This content has been archived. It is available exclusively through our partner LexisNexis®.

To view this content, please continue to Lexis Advance®.

Not a Lexis Advance® Subscriber? Subscribe Now

Why am I seeing this?

LexisNexis® is now the exclusive third party online distributor of the broad collection of current and archived versions of ALM's legal news publications. LexisNexis® customers will be able to access and use ALM's content by subscribing to the LexisNexis® services via Lexis Advance®. This includes content from the National Law Journal®, The American Lawyer®, Law Technology News®, The New York Law Journal® and Corporate Counsel®, as well as ALM's other newspapers, directories, legal treatises, published and unpublished court opinions, and other sources of legal information.

ALM's content plays a significant role in your work and research, and now through this alliance LexisNexis® will bring you access to an even more comprehensive collection of legal content.

For questions call 1-877-256-2472 or contact us at [email protected]

 
 

ALM Legal Publication Newsletters

Sign Up Today and Never Miss Another Story.

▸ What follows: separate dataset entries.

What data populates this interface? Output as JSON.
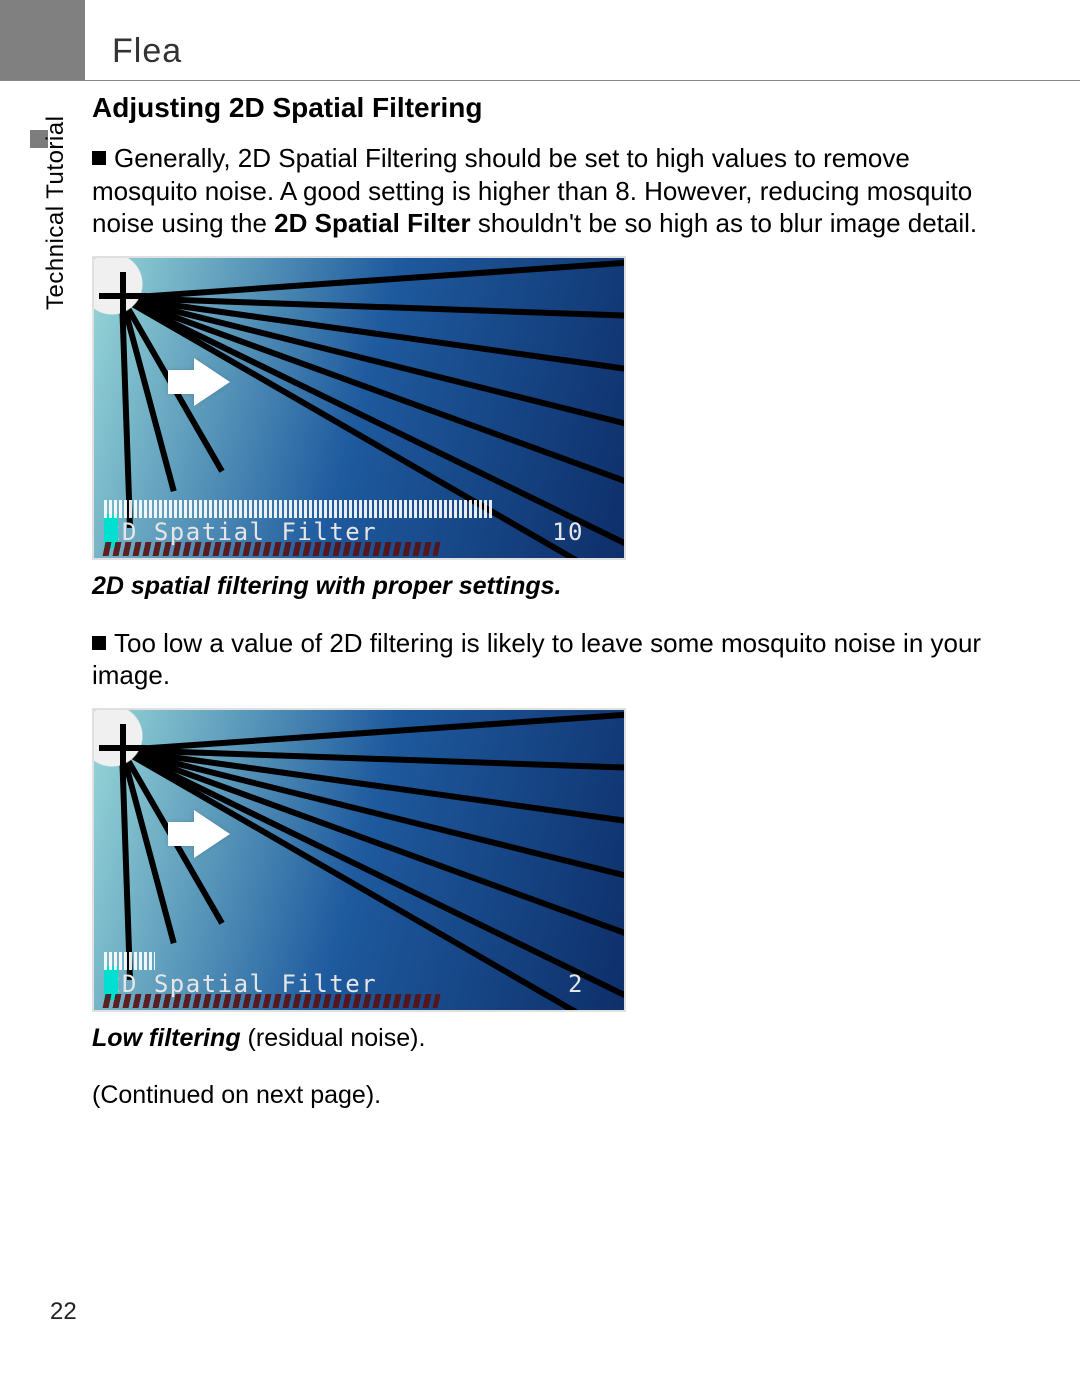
{
  "header": {
    "chapter_title": "Flea"
  },
  "sidebar": {
    "label": "Technical Tutorial"
  },
  "page_number": "22",
  "section": {
    "heading": "Adjusting 2D Spatial Filtering",
    "para1_leading": "Generally, 2D Spatial Filtering should be set to high values to remove mosquito noise. A good setting is higher than 8.  However, reducing mosquito noise using the ",
    "para1_strong": "2D Spatial Filter",
    "para1_trailing": " shouldn't be so high as to blur image detail.",
    "figure1": {
      "osd_label": "2D Spatial Filter",
      "osd_value": "10",
      "caption": "2D spatial filtering with proper settings."
    },
    "para2": "Too low a value of 2D filtering is likely to leave some mosquito noise in your image.",
    "figure2": {
      "osd_label": "2D Spatial Filter",
      "osd_value": "2",
      "caption_strong": "Low filtering",
      "caption_rest": " (residual noise)."
    },
    "continued": "(Continued on next page)."
  }
}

As part of your digital membership, you can sign up for an unlimited number of a wide range of complimentary newsletters. Visit your My Account page to make your selections. Get the timely legal news and critical analysis you cannot afford to miss. Tailored just for you. In your inbox. Every day.

Copyright © 2020 ALM Media Properties, LLC. All Rights Reserved.